What is expected
Give back each line of the listing below that contains the string "preview".

##### Provided records #####

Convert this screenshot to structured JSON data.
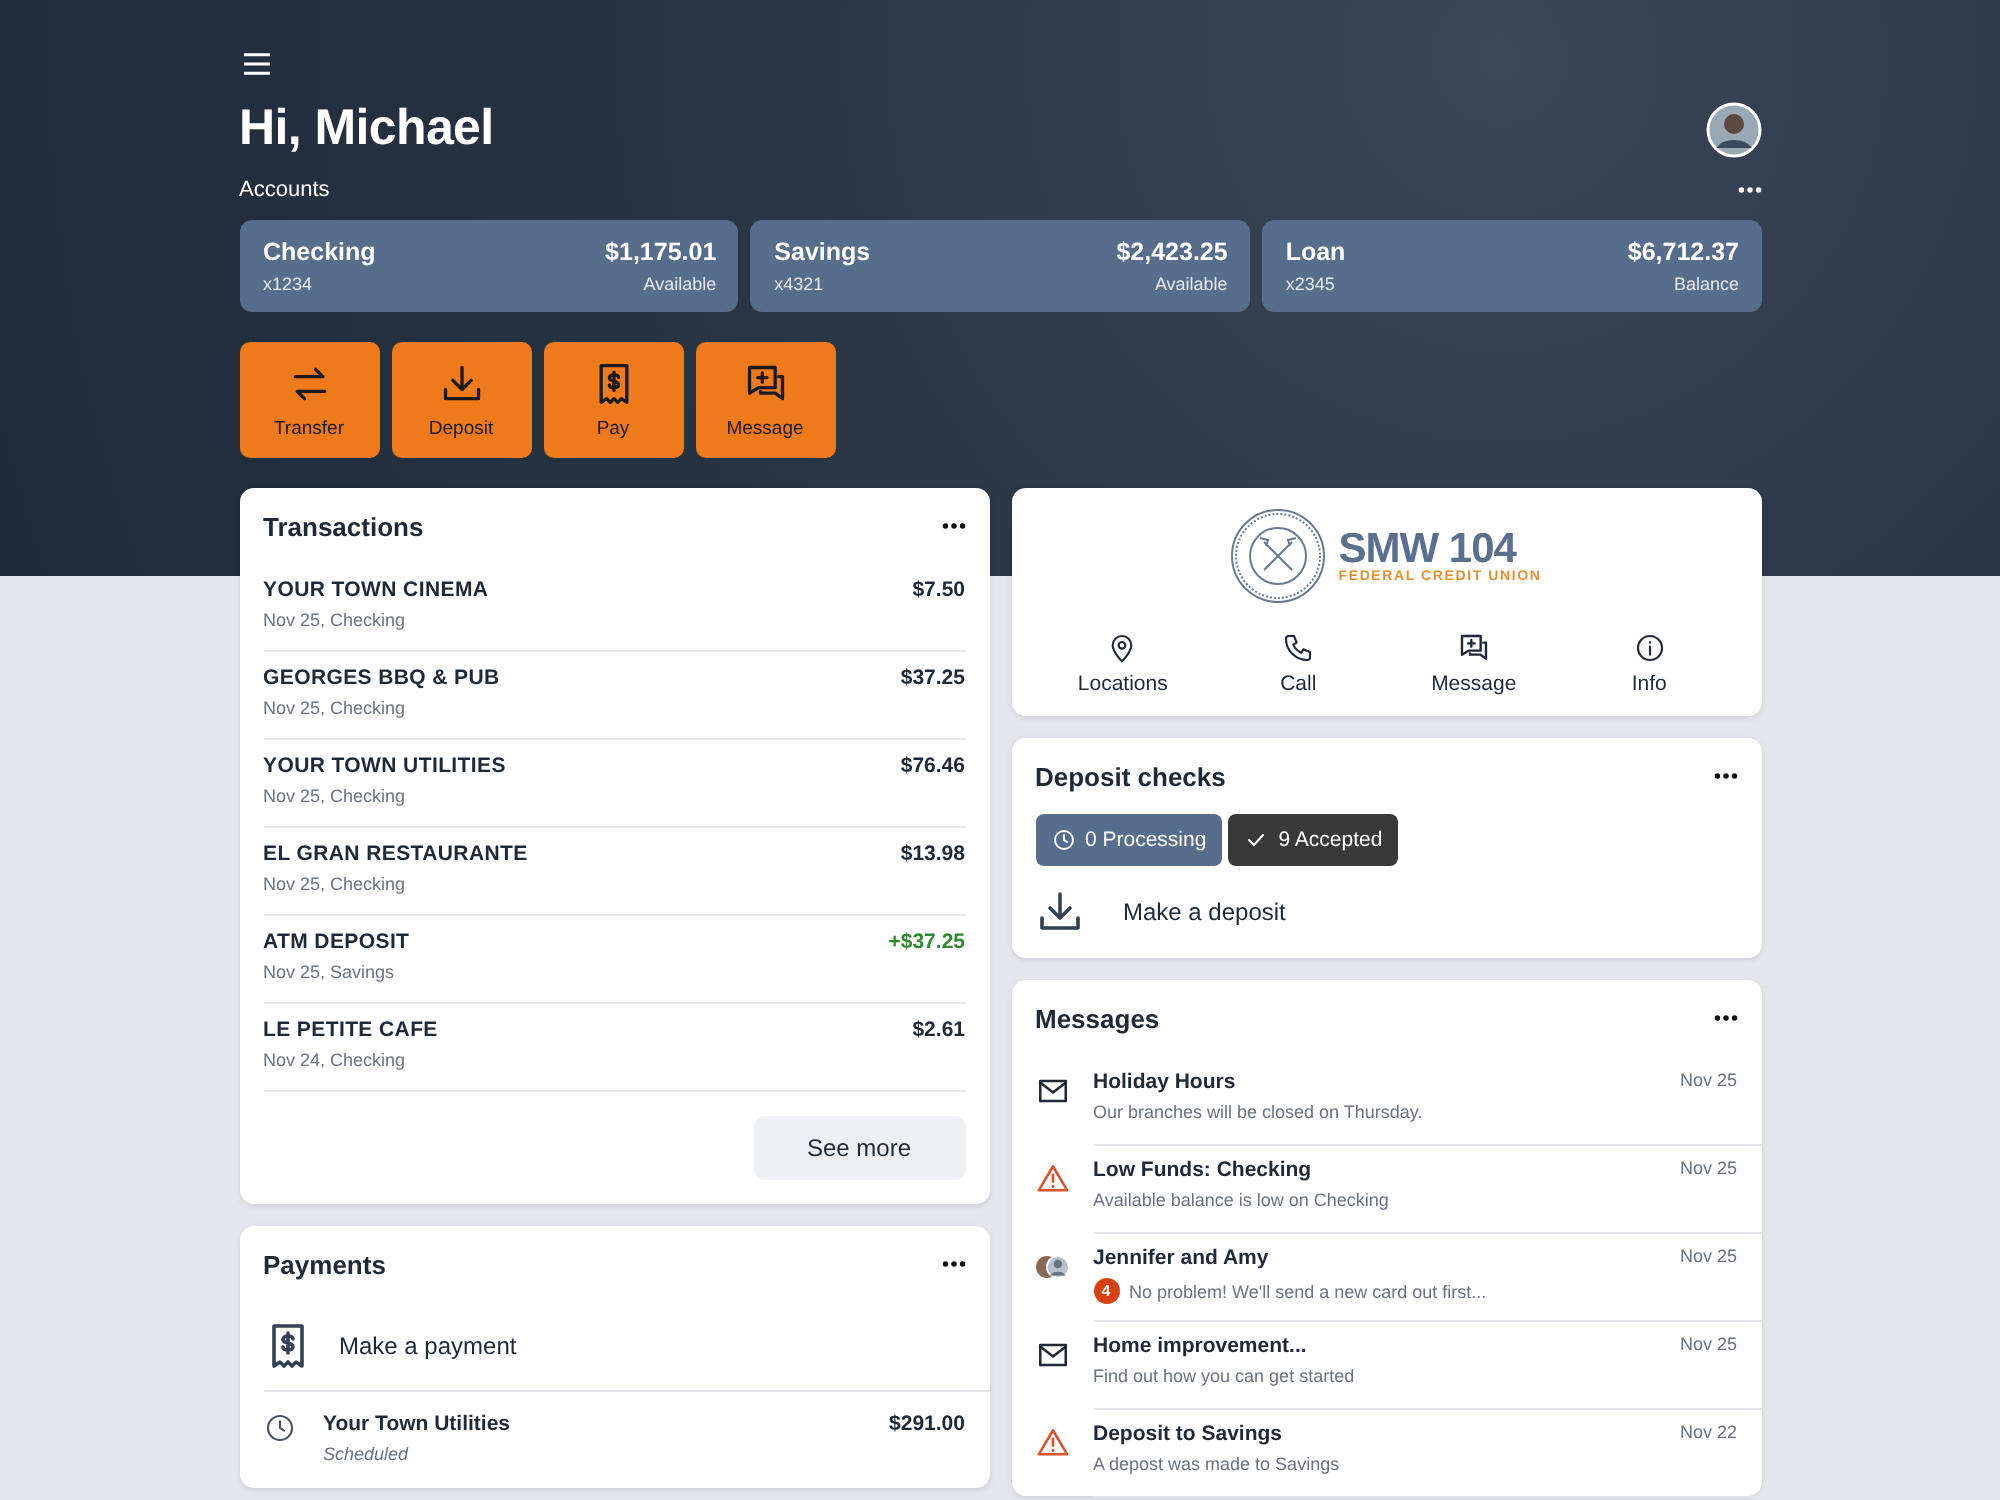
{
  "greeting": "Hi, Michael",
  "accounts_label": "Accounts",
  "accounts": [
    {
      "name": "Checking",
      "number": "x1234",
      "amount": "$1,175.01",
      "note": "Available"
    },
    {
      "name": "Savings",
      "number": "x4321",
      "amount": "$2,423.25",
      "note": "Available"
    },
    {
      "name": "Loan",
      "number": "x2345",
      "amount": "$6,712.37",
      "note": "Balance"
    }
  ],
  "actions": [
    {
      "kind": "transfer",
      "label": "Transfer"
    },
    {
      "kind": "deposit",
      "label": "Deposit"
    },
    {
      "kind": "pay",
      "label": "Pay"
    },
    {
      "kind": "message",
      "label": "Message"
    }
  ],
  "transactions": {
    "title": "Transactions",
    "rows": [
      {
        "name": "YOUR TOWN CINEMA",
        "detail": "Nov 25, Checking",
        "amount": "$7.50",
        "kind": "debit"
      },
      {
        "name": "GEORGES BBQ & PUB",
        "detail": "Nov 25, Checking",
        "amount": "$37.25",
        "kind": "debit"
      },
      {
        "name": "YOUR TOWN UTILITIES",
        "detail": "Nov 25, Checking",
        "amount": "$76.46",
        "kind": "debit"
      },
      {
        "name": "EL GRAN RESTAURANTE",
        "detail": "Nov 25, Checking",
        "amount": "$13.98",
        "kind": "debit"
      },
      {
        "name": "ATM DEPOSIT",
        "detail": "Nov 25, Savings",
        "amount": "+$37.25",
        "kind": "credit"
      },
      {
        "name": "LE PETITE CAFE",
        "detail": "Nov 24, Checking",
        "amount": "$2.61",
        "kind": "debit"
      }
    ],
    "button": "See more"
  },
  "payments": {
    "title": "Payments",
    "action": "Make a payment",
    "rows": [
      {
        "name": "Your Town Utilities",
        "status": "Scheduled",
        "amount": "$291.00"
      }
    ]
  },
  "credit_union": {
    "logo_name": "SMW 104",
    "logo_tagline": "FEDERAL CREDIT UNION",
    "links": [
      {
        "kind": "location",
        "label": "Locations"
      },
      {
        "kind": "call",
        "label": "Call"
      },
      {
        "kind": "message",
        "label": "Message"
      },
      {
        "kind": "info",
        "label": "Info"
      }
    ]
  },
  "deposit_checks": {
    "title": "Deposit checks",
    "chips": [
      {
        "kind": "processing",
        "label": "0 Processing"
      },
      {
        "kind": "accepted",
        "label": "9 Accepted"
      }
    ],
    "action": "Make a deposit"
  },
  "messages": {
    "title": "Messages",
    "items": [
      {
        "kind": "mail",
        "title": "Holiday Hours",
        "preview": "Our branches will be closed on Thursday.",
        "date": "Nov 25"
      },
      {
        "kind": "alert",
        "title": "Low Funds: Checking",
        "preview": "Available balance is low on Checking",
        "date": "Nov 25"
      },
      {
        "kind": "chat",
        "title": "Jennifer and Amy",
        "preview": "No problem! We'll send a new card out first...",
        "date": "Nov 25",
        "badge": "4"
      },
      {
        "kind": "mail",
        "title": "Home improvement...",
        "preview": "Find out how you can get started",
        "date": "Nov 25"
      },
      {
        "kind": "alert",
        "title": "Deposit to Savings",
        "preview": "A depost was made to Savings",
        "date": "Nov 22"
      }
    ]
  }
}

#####

Output
        "preview": "Our branches will be closed on Thursday.",
        "preview": "Available balance is low on Checking",
        "preview": "No problem! We'll send a new card out first...",
        "preview": "Find out how you can get started",
        "preview": "A depost was made to Savings",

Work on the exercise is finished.